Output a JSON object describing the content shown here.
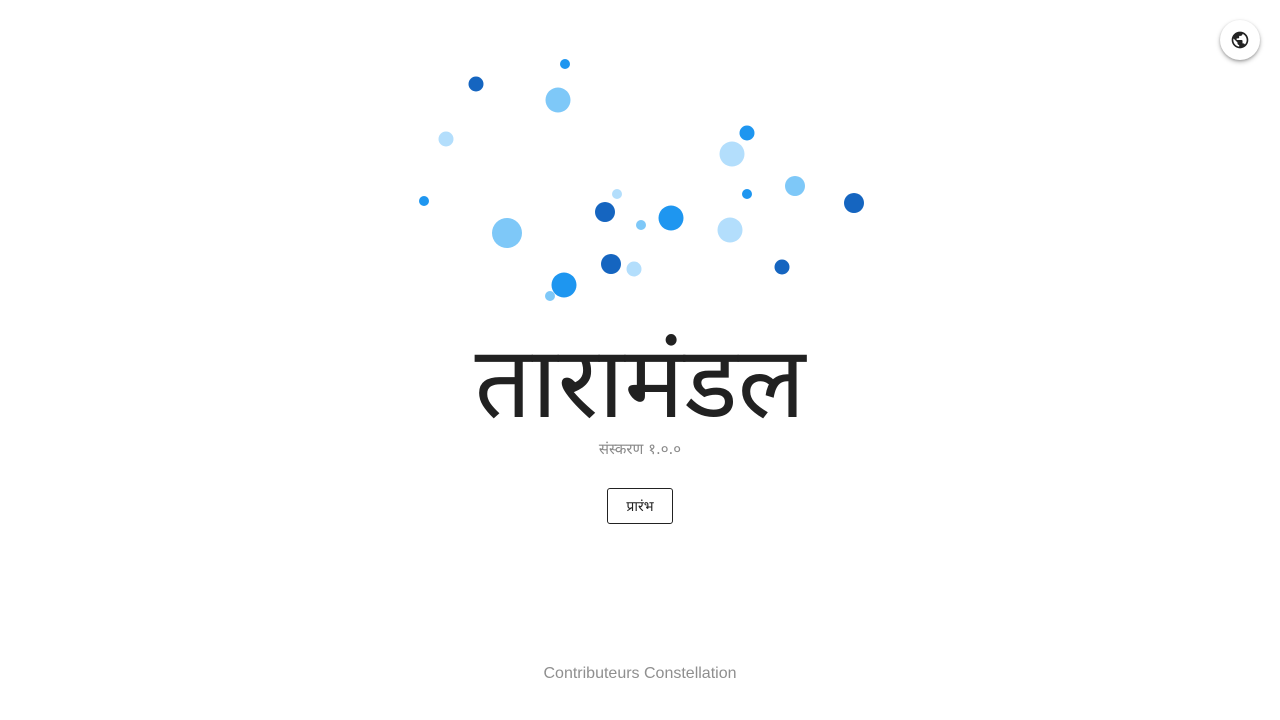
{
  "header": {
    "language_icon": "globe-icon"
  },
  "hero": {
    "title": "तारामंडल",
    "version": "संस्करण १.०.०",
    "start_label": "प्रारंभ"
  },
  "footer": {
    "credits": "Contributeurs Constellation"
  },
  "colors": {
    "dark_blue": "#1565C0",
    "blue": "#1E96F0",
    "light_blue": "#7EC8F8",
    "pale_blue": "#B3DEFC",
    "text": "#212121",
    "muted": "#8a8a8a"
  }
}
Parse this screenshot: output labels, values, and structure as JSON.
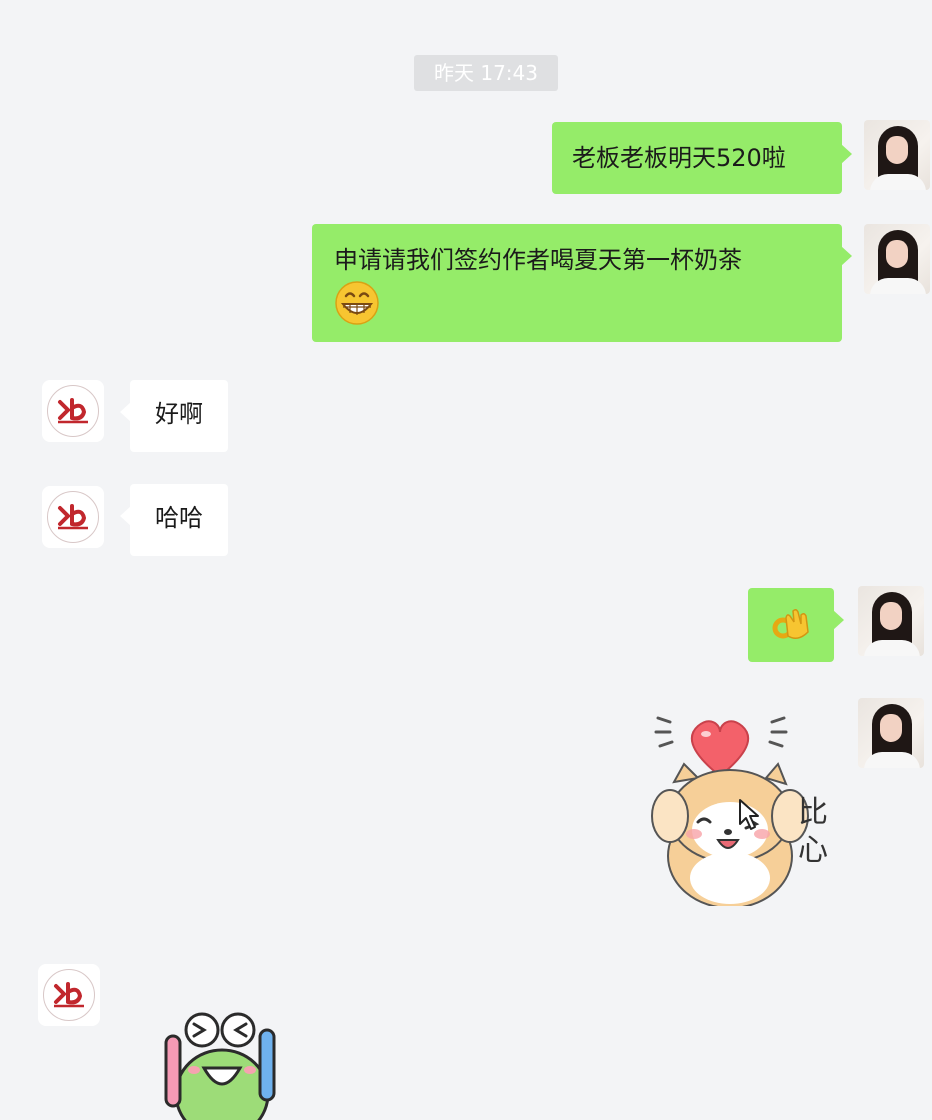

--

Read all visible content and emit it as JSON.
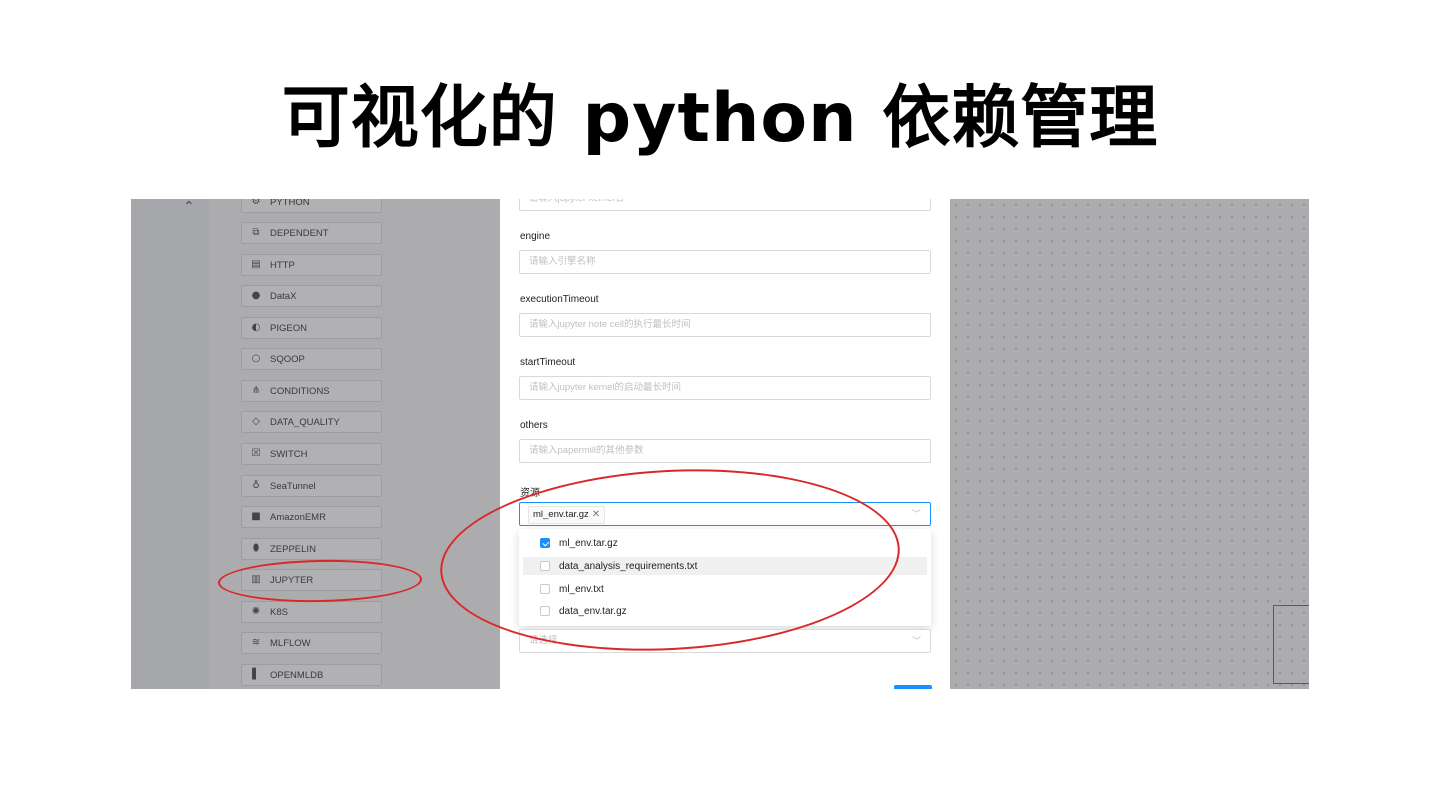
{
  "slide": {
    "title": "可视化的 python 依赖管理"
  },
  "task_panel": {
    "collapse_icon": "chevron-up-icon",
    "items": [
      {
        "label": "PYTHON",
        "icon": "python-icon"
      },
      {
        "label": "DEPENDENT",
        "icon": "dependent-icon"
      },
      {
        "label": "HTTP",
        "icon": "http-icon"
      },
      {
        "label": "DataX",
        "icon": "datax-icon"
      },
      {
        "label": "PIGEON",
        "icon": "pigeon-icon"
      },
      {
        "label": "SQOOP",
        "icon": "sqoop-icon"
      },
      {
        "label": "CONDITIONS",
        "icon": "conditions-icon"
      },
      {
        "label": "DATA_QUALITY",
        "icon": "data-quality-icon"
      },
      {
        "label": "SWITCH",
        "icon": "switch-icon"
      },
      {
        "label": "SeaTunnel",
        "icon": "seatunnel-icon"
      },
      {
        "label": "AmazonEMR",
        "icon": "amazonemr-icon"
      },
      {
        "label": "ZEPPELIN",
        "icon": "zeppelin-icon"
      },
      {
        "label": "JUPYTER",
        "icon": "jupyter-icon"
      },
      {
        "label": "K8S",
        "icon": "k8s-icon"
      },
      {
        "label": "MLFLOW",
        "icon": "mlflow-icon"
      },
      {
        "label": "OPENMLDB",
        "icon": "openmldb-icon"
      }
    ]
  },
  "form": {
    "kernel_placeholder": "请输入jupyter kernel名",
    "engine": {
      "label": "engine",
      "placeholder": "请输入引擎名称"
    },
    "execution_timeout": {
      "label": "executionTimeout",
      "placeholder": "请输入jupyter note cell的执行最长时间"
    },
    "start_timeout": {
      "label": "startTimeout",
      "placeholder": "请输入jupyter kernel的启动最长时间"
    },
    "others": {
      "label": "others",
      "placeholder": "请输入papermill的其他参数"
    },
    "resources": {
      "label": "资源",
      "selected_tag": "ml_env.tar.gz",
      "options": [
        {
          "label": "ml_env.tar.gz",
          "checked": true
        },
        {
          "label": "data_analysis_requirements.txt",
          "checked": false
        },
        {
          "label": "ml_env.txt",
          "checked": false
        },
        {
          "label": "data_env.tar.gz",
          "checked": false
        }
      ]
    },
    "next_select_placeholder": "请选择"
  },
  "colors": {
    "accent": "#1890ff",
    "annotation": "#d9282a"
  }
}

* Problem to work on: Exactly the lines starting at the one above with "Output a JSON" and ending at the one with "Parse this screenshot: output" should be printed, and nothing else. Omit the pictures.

* Output of the exercise:
Output a JSON object describing the content shown here.
{
  "header": {
    "language_icon": "globe-icon"
  },
  "hero": {
    "title": "तारामंडल",
    "version": "संस्करण १.०.०",
    "start_label": "प्रारंभ"
  },
  "footer": {
    "credits": "Contributeurs Constellation"
  },
  "colors": {
    "dark_blue": "#1565C0",
    "blue": "#1E96F0",
    "light_blue": "#7EC8F8",
    "pale_blue": "#B3DEFC",
    "text": "#212121",
    "muted": "#8a8a8a"
  }
}
Parse this screenshot: output labels, values, and structure as JSON.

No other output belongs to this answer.